Activity: Report back every line from the entries below in which the word "localhost" occurs.

(App and web page records)
________
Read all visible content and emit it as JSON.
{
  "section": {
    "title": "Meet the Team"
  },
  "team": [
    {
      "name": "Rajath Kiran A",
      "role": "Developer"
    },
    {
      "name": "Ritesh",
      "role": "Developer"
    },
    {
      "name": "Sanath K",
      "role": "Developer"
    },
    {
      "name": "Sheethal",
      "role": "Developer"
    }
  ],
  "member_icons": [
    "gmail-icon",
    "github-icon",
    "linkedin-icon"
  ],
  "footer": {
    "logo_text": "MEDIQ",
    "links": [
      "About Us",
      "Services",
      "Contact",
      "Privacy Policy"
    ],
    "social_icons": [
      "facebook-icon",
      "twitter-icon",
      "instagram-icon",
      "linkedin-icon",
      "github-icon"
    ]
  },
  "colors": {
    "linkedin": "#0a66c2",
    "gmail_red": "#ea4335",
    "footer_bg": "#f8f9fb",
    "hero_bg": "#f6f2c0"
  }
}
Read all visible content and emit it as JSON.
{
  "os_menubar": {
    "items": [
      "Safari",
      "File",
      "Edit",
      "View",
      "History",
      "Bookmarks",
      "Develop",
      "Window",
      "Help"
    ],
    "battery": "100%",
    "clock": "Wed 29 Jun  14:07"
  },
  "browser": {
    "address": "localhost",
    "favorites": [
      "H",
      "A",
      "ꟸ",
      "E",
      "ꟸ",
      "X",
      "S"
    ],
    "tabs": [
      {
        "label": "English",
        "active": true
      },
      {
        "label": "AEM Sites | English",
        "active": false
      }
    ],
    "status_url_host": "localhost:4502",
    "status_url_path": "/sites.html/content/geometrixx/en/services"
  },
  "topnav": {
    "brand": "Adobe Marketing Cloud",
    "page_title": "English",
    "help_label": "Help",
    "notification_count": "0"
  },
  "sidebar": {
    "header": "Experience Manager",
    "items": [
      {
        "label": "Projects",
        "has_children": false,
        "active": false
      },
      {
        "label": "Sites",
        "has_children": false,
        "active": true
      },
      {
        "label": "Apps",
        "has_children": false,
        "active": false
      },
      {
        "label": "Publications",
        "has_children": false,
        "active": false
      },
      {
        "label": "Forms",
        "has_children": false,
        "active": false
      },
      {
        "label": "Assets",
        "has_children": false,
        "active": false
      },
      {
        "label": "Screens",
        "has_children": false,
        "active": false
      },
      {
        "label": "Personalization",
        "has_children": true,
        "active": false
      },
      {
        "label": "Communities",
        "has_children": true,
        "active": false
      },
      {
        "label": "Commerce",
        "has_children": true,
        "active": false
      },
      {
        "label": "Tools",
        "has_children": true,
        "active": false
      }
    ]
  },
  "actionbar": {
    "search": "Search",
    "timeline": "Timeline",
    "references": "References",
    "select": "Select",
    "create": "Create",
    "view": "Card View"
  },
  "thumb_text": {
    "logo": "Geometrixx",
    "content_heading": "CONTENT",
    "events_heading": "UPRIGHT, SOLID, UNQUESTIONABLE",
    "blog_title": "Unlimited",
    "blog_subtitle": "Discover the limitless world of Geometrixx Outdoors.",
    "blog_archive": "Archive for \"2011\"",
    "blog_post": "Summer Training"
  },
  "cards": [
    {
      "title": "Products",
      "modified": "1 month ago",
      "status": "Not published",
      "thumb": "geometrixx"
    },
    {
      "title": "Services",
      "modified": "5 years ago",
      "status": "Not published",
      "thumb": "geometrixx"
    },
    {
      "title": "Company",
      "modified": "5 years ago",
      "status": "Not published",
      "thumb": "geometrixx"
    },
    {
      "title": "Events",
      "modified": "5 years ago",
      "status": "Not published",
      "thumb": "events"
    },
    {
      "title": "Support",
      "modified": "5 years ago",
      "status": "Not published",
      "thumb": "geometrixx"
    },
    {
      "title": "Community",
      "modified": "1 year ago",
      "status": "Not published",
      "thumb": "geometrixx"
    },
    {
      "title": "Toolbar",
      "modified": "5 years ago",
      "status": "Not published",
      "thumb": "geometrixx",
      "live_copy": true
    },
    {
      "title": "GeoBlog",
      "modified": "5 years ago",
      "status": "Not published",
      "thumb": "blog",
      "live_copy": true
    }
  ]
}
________
Task result:
    "address": "localhost",
    "status_url_host": "localhost:4502",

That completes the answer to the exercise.